**Your goal:** Can you pull out each line of the data below that includes the word "club"?

**Items from an interface collection:**

------------------------------------

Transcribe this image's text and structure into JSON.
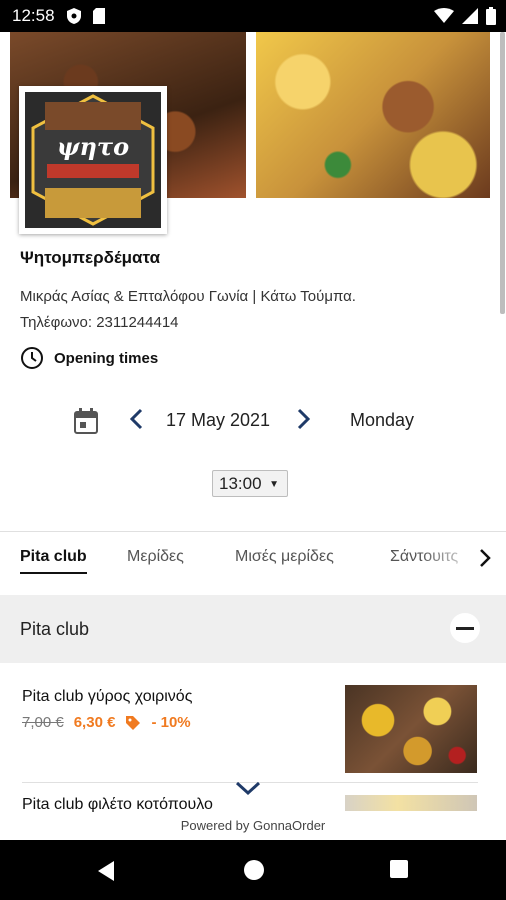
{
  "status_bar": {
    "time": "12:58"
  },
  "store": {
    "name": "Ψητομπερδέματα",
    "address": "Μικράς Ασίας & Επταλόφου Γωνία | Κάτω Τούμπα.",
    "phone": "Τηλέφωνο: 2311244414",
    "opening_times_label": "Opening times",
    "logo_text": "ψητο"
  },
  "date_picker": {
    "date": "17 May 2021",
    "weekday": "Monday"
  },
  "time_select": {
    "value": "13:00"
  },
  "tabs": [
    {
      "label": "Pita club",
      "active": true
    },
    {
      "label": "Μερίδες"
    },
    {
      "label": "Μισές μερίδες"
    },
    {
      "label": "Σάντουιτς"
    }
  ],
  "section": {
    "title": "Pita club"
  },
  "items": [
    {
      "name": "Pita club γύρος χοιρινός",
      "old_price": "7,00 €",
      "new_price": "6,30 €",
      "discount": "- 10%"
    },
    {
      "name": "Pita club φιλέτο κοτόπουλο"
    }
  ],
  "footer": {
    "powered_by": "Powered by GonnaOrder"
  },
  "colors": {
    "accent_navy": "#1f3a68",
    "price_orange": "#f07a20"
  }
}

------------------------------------

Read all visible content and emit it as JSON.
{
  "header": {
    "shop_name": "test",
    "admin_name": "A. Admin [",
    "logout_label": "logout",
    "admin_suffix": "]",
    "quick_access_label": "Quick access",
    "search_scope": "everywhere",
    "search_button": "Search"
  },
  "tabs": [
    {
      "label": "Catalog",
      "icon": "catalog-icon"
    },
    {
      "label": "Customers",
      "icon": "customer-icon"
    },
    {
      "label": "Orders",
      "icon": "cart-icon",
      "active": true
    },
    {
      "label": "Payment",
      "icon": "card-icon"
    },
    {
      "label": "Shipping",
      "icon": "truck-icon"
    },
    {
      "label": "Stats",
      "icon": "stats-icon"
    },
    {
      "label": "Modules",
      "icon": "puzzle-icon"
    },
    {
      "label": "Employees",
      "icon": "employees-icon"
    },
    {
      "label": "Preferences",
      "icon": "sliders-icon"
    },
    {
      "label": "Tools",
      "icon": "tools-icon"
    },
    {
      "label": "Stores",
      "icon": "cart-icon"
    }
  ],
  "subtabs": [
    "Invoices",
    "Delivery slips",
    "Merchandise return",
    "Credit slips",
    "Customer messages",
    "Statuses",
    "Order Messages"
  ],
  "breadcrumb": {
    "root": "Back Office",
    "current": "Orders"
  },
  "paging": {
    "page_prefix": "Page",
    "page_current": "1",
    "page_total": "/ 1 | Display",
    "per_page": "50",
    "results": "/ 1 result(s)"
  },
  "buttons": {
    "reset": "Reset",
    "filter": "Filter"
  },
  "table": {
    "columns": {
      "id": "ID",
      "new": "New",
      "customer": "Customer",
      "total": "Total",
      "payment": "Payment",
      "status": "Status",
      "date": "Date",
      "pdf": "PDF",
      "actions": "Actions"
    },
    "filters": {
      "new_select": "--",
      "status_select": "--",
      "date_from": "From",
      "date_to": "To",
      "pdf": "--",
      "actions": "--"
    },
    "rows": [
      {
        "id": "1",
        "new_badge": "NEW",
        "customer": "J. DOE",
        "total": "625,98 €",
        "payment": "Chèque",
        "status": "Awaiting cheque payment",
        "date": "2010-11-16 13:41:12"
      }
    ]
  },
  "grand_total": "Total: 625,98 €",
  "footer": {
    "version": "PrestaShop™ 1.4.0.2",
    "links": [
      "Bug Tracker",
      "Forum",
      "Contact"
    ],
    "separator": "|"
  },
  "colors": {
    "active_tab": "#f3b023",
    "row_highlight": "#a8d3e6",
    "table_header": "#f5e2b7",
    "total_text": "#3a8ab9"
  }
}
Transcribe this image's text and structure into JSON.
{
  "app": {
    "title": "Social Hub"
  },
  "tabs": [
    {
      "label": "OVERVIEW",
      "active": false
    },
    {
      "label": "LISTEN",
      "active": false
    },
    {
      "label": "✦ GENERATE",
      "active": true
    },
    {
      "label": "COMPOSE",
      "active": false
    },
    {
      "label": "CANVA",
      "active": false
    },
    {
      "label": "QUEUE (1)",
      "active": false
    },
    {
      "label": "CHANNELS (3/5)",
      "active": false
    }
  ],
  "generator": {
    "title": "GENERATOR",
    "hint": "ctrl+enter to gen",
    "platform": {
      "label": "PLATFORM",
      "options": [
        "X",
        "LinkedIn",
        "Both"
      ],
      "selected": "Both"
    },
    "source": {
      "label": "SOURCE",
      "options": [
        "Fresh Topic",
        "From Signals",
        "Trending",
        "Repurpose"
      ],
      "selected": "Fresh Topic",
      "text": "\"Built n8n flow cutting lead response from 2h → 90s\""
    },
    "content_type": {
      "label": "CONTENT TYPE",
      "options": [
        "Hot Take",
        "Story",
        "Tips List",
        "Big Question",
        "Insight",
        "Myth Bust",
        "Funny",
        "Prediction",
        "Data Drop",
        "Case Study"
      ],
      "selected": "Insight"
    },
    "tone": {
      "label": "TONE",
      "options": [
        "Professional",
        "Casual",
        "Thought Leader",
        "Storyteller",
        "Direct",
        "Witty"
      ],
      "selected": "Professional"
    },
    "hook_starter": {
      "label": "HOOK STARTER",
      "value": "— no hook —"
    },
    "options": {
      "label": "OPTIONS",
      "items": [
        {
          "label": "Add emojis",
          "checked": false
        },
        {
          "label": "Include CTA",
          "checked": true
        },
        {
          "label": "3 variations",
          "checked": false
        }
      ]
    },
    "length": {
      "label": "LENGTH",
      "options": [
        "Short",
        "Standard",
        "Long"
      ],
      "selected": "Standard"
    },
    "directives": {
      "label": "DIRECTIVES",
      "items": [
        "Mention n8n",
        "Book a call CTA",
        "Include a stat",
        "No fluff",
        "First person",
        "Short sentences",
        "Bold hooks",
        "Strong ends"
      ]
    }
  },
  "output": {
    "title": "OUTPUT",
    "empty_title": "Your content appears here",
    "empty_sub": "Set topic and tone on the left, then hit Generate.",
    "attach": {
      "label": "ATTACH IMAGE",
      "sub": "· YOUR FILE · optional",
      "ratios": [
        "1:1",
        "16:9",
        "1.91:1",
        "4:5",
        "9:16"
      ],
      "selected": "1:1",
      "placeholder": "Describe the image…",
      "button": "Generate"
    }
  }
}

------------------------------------

**Response:**
      "label": "Pita club",
    "title": "Pita club"
      "name": "Pita club γύρος χοιρινός",
      "name": "Pita club φιλέτο κοτόπουλο"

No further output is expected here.